Will E-commerce kill Walmart?
May 13, 2015
The question really is – will the Amazon juggernaut run down smaller brick and mortar stores like Walmart and Target, even beating their online sales to death as well?
Amazon has clearly stomped all over Walmart, by not only beating them with their online sales, but by encroaching on Walmart’s vast range of staple products and offering them online at cheaper prices.
Clearly, Walmart has been out of its depth with online sales and marketing, but are there indications that they and other big box retailers might be fighting back?
Why has Amazon dominated E-commerce?
At the last count, Amazon had 23% of the market share for online sales and one line of thought is that this is due to the smaller size of the E-commerce market compared to the brick and mortar market, rather than a lack of trying on the side of the big box retailers.
E-commerce, with such a small market, is much easier to dominate when compared to the traditional retail market and Amazon has wasted no time in positioning itself as the leader in the field. That’s despite E-commerce making up less than 7% of all retail sales.
The more traditional retailers are now realising the potential of E-commerce and are making significant inroads into this new market. For example, in the first quarter of 2014, Costco increased its online sales by nearly 50%, Home Depot by 54% and Walmart by 30%.
At the same time, Amazon’s online sales increased by only 20%. So, with the expectation that growth in the online market space continues to grow at a rapid pace, if the big box retailers continue to grow their online sales at these rates, they could seriously threaten Amazon’s market standing.

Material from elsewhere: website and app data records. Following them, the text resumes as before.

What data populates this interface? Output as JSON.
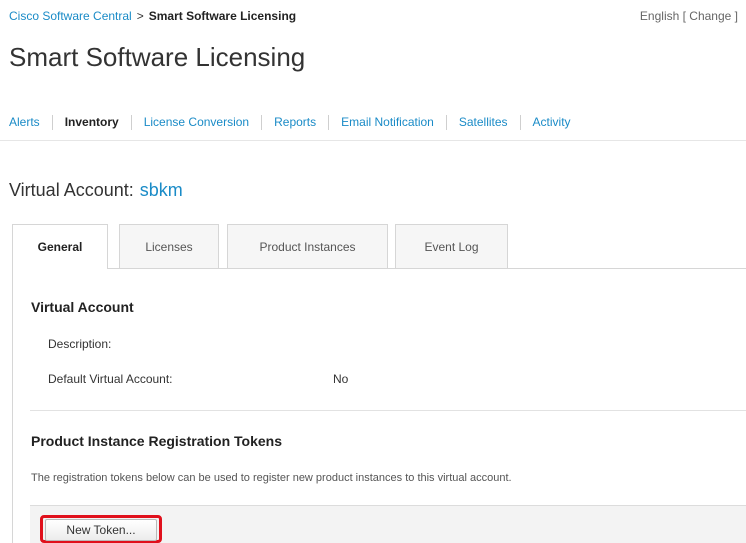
{
  "header": {
    "breadcrumb": {
      "root_label": "Cisco Software Central",
      "separator": ">",
      "current_label": "Smart Software Licensing"
    },
    "language": {
      "current": "English",
      "change_label": "[ Change ]"
    }
  },
  "page": {
    "title": "Smart Software Licensing"
  },
  "nav": {
    "items": [
      {
        "label": "Alerts"
      },
      {
        "label": "Inventory",
        "active": true
      },
      {
        "label": "License Conversion"
      },
      {
        "label": "Reports"
      },
      {
        "label": "Email Notification"
      },
      {
        "label": "Satellites"
      },
      {
        "label": "Activity"
      }
    ]
  },
  "virtual_account": {
    "heading_label": "Virtual Account:",
    "name": "sbkm"
  },
  "tabs": {
    "items": [
      {
        "label": "General",
        "active": true
      },
      {
        "label": "Licenses"
      },
      {
        "label": "Product Instances"
      },
      {
        "label": "Event Log"
      }
    ]
  },
  "general": {
    "section_title": "Virtual Account",
    "description_label": "Description:",
    "description_value": "",
    "default_label": "Default Virtual Account:",
    "default_value": "No"
  },
  "tokens": {
    "section_title": "Product Instance Registration Tokens",
    "description": "The registration tokens below can be used to register new product instances to this virtual account.",
    "new_token_label": "New Token..."
  },
  "colors": {
    "link": "#1a8bc7",
    "highlight": "#e0101c"
  }
}
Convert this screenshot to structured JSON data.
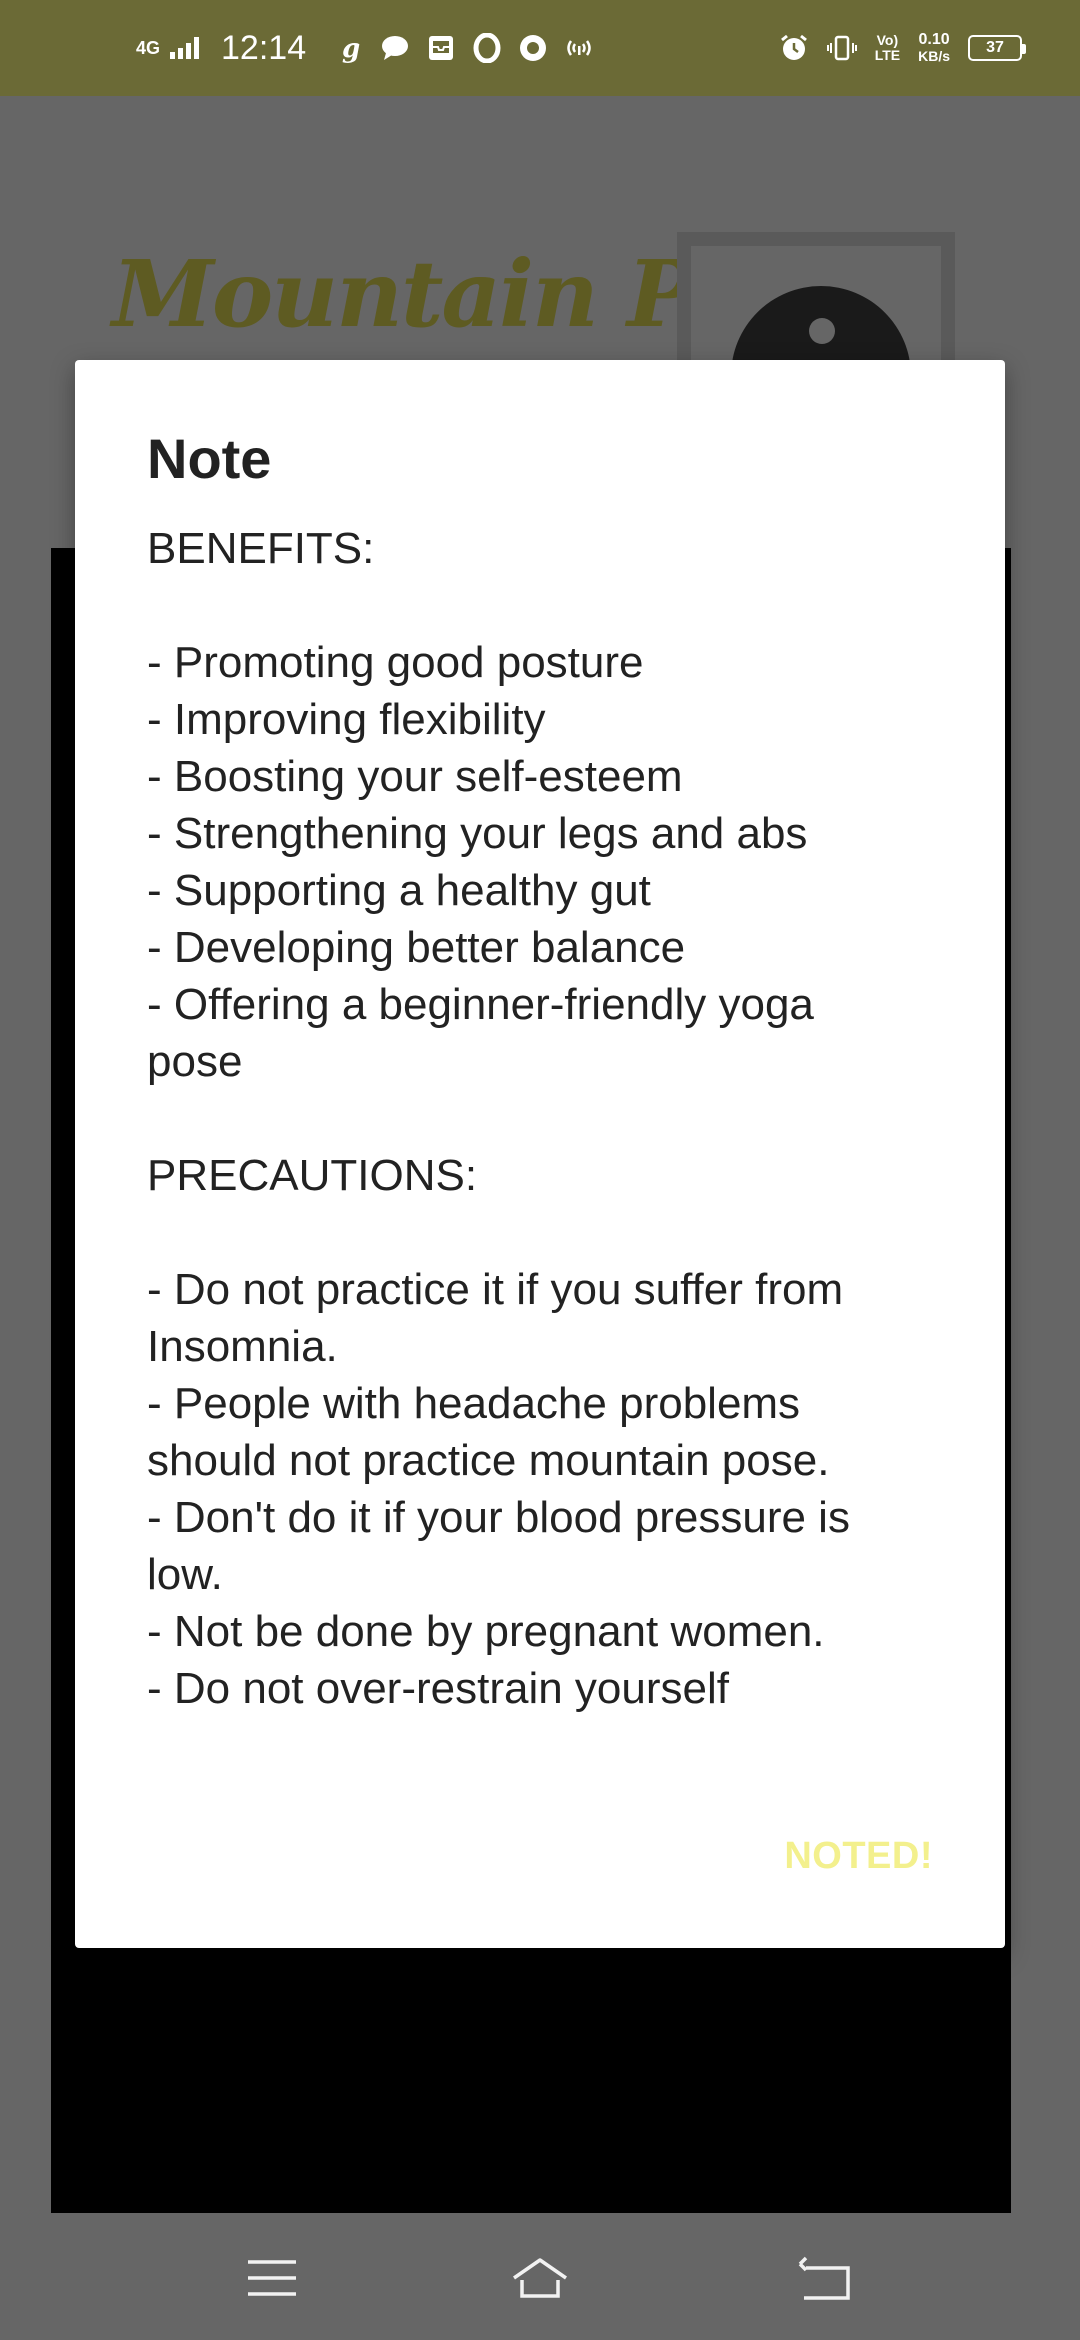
{
  "status_bar": {
    "network": "4G",
    "time": "12:14",
    "volte_top": "Vo)",
    "volte_bottom": "LTE",
    "speed_top": "0.10",
    "speed_bottom": "KB/s",
    "battery": "37",
    "icons_left": [
      "goibibo-icon",
      "chat-bubble-icon",
      "inbox-icon",
      "opera-icon",
      "circle-app-icon",
      "hotspot-icon"
    ],
    "icons_right": [
      "alarm-icon",
      "vibrate-icon"
    ]
  },
  "background": {
    "title": "Mountain Pose",
    "title_color": "#5e5b22"
  },
  "dialog": {
    "title": "Note",
    "benefits_heading": "BENEFITS:",
    "benefits": [
      "- Promoting good posture",
      "- Improving flexibility",
      "- Boosting your self-esteem",
      "- Strengthening your legs and abs",
      "- Supporting a healthy gut",
      "- Developing better balance",
      "- Offering a beginner-friendly yoga pose"
    ],
    "precautions_heading": "PRECAUTIONS:",
    "precautions": [
      "- Do not practice it if you suffer from Insomnia.",
      "- People with headache problems should not practice mountain pose.",
      "- Don't do it if your blood pressure is low.",
      "- Not be done by pregnant women.",
      "- Do not over-restrain yourself"
    ],
    "button_label": "NOTED!",
    "button_color": "#f3f08d"
  },
  "nav_bar": {
    "buttons": [
      "menu-icon",
      "home-icon",
      "back-icon"
    ]
  },
  "colors": {
    "status_bar": "#6b6a36",
    "scrim": "#666666",
    "dialog_bg": "#ffffff"
  }
}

Traditional stores fight back
Online shopping is said to be so popular because of the convenience of shopping from home, combined with the lower prices available online. However, when shipping fees are added to the total costs of online shopping, then free in-store pickup of items bought online and collected at brick and mortar stores, could make significant inroads into Amazon’s profit margins.
Also, studies have shown that many people browse online, checking and comparing features and prices and then actually buy the items in-store. Of course, the opposite can be true where customers check out products in stores and then search online for a better price – a practice known as ‘showrooming’.
We have seen that many big box stores have dropped their prices to match Amazon, which in the long run, they hope will knock Amazon off its king of the hill perch. However, with thousands of distribution centres across the country, Amazon can seriously up the ante with its goal of same day deliveries (even same hour deliveries!). Traditional stores could also match Amazon here, with same day deliveries from stores a viable proposition, particularly by leveraging Google Express.
However, whichever way it goes, the one advantage that the big box stores have over Amazon is that they have a physical presence and can offer customers something that Amazon can’t – personal shopping experiences, shipping-from-the-store and free in-store pickups.
For people who like to shop in stores, not having to cart their purchases home is a huge benefit and for people who like to shop online, free pickup from their local store is much better than paying for shipping. So big box stores can play in the same pond as Amazon, it all comes down to reading the market.
The future landscape of E-commerce
Big box stores will continue to claw their way into the online sales markets, offering a dual shopping experience, something that Amazon cannot offer. The problem so far has been that the traditional retailers were unprepared for the rapid growth in online shopping and for a business like Amazon to come along and grab all of this new market, and so quickly as well.
Amazon’s profit margins are already low, as it is the only way they can sustain such low prices to customers, so there is a possibility that the more traditional stores could ramp up their efforts and start to beating Amazon dollar for dollar.
It might take a while and it may never happen, but the deal is not done yet and many big box stores like Walmart are in it for the long haul.